[[ Extracted entries open ]]
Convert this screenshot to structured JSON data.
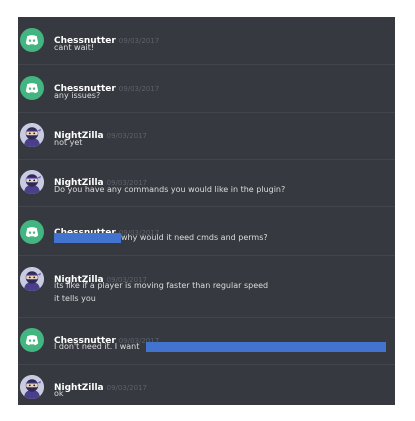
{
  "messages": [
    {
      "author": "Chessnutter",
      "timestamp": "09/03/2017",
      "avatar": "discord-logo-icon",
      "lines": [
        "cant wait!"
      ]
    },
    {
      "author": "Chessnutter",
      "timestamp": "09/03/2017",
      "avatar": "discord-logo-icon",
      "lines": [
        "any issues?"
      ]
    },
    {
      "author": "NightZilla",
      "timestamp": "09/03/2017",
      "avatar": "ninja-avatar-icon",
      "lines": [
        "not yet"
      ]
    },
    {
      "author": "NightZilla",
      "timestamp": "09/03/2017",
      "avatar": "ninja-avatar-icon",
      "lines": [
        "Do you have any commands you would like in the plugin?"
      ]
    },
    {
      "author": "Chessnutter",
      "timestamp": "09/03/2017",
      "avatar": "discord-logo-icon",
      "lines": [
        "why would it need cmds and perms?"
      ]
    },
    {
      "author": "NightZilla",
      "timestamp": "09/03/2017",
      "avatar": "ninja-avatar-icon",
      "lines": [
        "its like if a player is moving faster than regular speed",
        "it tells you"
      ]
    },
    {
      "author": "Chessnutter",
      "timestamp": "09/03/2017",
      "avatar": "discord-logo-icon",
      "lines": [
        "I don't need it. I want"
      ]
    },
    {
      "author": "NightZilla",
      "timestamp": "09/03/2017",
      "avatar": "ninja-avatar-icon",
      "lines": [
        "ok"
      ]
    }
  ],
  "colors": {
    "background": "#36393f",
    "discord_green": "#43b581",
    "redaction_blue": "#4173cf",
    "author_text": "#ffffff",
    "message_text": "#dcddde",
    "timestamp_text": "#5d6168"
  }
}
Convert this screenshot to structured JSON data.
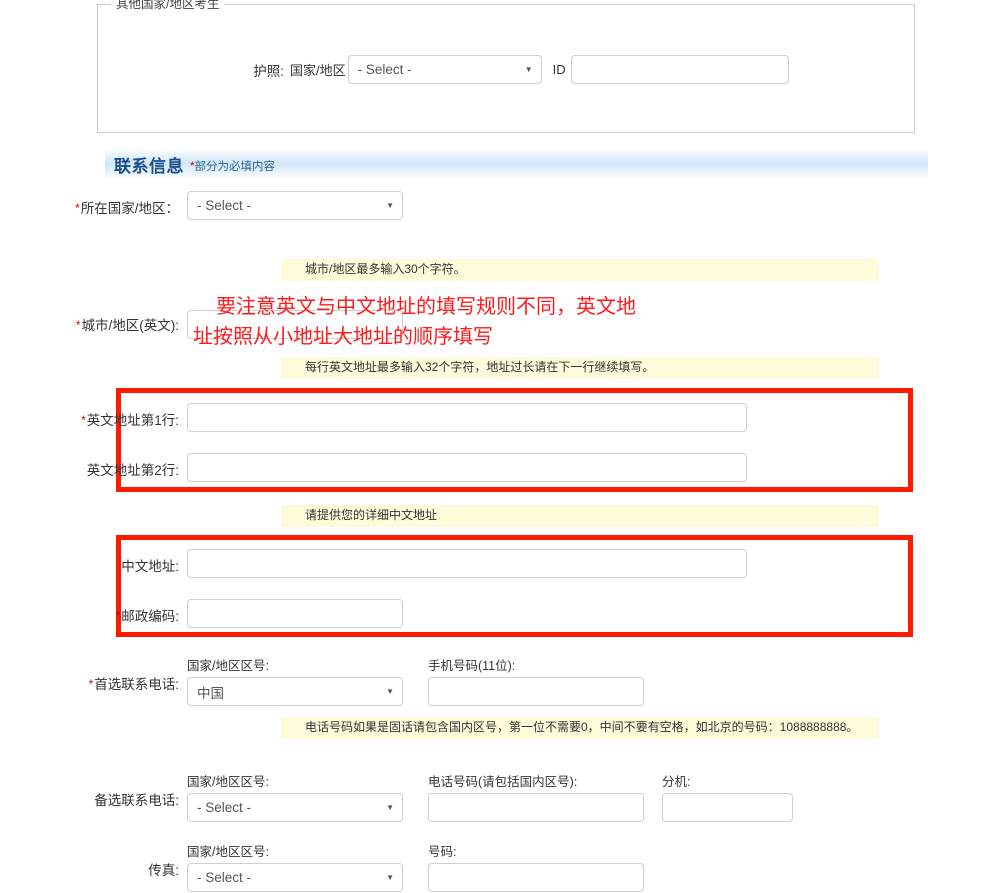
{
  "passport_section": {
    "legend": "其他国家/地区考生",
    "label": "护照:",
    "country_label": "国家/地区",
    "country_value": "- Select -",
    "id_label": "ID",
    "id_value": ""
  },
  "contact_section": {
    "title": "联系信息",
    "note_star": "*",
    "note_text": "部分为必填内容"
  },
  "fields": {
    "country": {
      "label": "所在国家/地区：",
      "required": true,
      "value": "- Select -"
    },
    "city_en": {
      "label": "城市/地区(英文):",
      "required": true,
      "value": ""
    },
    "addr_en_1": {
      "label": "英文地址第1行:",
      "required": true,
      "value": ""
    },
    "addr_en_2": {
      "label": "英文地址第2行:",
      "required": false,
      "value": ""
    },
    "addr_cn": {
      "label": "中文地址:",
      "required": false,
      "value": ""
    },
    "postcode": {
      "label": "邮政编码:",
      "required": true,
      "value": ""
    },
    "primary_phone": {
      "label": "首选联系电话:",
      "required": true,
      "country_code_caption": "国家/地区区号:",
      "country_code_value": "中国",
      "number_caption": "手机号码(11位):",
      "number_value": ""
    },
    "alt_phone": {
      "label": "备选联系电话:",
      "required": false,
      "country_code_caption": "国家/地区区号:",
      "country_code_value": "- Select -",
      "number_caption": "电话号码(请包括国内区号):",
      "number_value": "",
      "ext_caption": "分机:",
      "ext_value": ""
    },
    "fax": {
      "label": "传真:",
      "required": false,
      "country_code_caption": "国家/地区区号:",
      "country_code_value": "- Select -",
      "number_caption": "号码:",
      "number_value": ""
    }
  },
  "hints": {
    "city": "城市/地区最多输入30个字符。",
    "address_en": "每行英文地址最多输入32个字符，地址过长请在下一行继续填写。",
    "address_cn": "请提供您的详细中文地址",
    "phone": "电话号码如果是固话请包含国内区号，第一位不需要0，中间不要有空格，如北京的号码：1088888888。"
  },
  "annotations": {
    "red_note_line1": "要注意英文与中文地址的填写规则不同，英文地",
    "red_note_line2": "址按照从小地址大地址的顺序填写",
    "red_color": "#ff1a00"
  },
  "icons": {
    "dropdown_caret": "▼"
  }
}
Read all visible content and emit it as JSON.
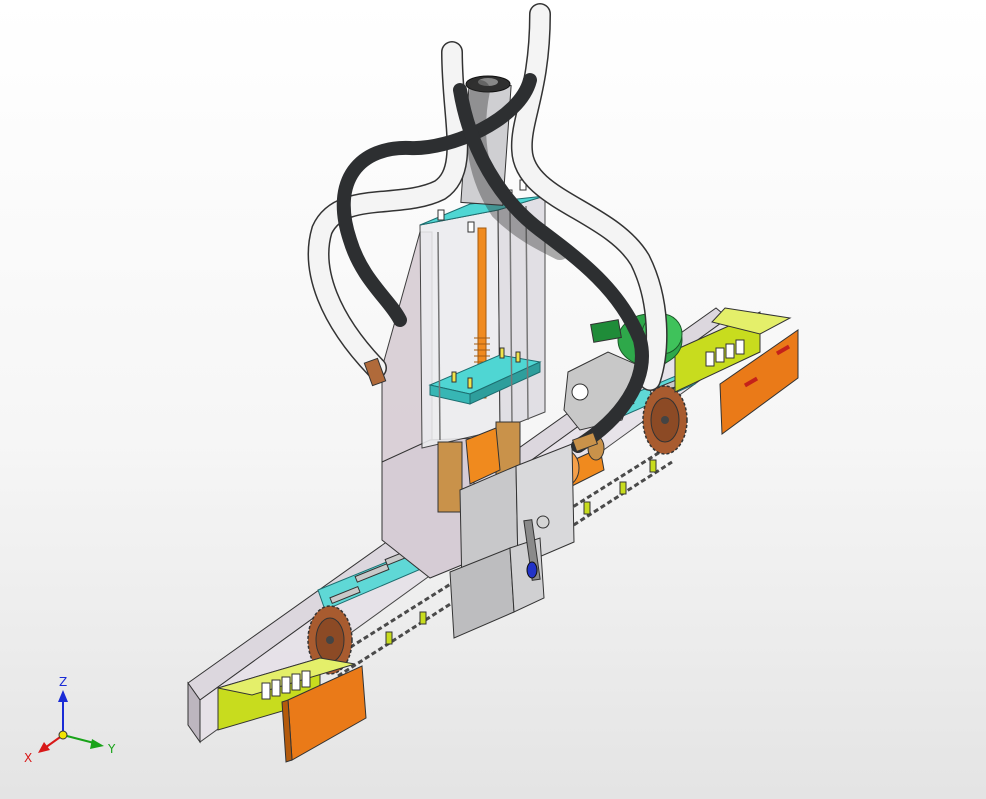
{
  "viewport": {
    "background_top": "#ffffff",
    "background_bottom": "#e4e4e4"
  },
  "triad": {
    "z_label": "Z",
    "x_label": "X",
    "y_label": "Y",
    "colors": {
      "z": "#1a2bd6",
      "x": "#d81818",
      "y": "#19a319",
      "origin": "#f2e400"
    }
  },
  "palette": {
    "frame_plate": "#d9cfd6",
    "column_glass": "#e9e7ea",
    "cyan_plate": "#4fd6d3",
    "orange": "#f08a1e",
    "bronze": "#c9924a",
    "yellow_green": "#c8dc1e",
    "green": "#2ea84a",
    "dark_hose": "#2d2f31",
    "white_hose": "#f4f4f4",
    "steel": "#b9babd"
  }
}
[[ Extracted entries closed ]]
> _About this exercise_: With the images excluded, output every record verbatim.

> _The completed task_:
Convert this screenshot to structured JSON data.
{
  "messages": [
    {
      "author": "Chessnutter",
      "timestamp": "09/03/2017",
      "avatar": "discord-logo-icon",
      "lines": [
        "cant wait!"
      ]
    },
    {
      "author": "Chessnutter",
      "timestamp": "09/03/2017",
      "avatar": "discord-logo-icon",
      "lines": [
        "any issues?"
      ]
    },
    {
      "author": "NightZilla",
      "timestamp": "09/03/2017",
      "avatar": "ninja-avatar-icon",
      "lines": [
        "not yet"
      ]
    },
    {
      "author": "NightZilla",
      "timestamp": "09/03/2017",
      "avatar": "ninja-avatar-icon",
      "lines": [
        "Do you have any commands you would like in the plugin?"
      ]
    },
    {
      "author": "Chessnutter",
      "timestamp": "09/03/2017",
      "avatar": "discord-logo-icon",
      "lines": [
        "why would it need cmds and perms?"
      ]
    },
    {
      "author": "NightZilla",
      "timestamp": "09/03/2017",
      "avatar": "ninja-avatar-icon",
      "lines": [
        "its like if a player is moving faster than regular speed",
        "it tells you"
      ]
    },
    {
      "author": "Chessnutter",
      "timestamp": "09/03/2017",
      "avatar": "discord-logo-icon",
      "lines": [
        "I don't need it. I want"
      ]
    },
    {
      "author": "NightZilla",
      "timestamp": "09/03/2017",
      "avatar": "ninja-avatar-icon",
      "lines": [
        "ok"
      ]
    }
  ],
  "colors": {
    "background": "#36393f",
    "discord_green": "#43b581",
    "redaction_blue": "#4173cf",
    "author_text": "#ffffff",
    "message_text": "#dcddde",
    "timestamp_text": "#5d6168"
  }
}
Convert this screenshot to structured JSON data.
{
  "passport_section": {
    "legend": "其他国家/地区考生",
    "label": "护照:",
    "country_label": "国家/地区",
    "country_value": "- Select -",
    "id_label": "ID",
    "id_value": ""
  },
  "contact_section": {
    "title": "联系信息",
    "note_star": "*",
    "note_text": "部分为必填内容"
  },
  "fields": {
    "country": {
      "label": "所在国家/地区：",
      "required": true,
      "value": "- Select -"
    },
    "city_en": {
      "label": "城市/地区(英文):",
      "required": true,
      "value": ""
    },
    "addr_en_1": {
      "label": "英文地址第1行:",
      "required": true,
      "value": ""
    },
    "addr_en_2": {
      "label": "英文地址第2行:",
      "required": false,
      "value": ""
    },
    "addr_cn": {
      "label": "中文地址:",
      "required": false,
      "value": ""
    },
    "postcode": {
      "label": "邮政编码:",
      "required": true,
      "value": ""
    },
    "primary_phone": {
      "label": "首选联系电话:",
      "required": true,
      "country_code_caption": "国家/地区区号:",
      "country_code_value": "中国",
      "number_caption": "手机号码(11位):",
      "number_value": ""
    },
    "alt_phone": {
      "label": "备选联系电话:",
      "required": false,
      "country_code_caption": "国家/地区区号:",
      "country_code_value": "- Select -",
      "number_caption": "电话号码(请包括国内区号):",
      "number_value": "",
      "ext_caption": "分机:",
      "ext_value": ""
    },
    "fax": {
      "label": "传真:",
      "required": false,
      "country_code_caption": "国家/地区区号:",
      "country_code_value": "- Select -",
      "number_caption": "号码:",
      "number_value": ""
    }
  },
  "hints": {
    "city": "城市/地区最多输入30个字符。",
    "address_en": "每行英文地址最多输入32个字符，地址过长请在下一行继续填写。",
    "address_cn": "请提供您的详细中文地址",
    "phone": "电话号码如果是固话请包含国内区号，第一位不需要0，中间不要有空格，如北京的号码：1088888888。"
  },
  "annotations": {
    "red_note_line1": "要注意英文与中文地址的填写规则不同，英文地",
    "red_note_line2": "址按照从小地址大地址的顺序填写",
    "red_color": "#ff1a00"
  },
  "icons": {
    "dropdown_caret": "▼"
  }
}
Read all visible content and emit it as JSON.
{
  "viewport": {
    "background_top": "#ffffff",
    "background_bottom": "#e4e4e4"
  },
  "triad": {
    "z_label": "Z",
    "x_label": "X",
    "y_label": "Y",
    "colors": {
      "z": "#1a2bd6",
      "x": "#d81818",
      "y": "#19a319",
      "origin": "#f2e400"
    }
  },
  "palette": {
    "frame_plate": "#d9cfd6",
    "column_glass": "#e9e7ea",
    "cyan_plate": "#4fd6d3",
    "orange": "#f08a1e",
    "bronze": "#c9924a",
    "yellow_green": "#c8dc1e",
    "green": "#2ea84a",
    "dark_hose": "#2d2f31",
    "white_hose": "#f4f4f4",
    "steel": "#b9babd"
  }
}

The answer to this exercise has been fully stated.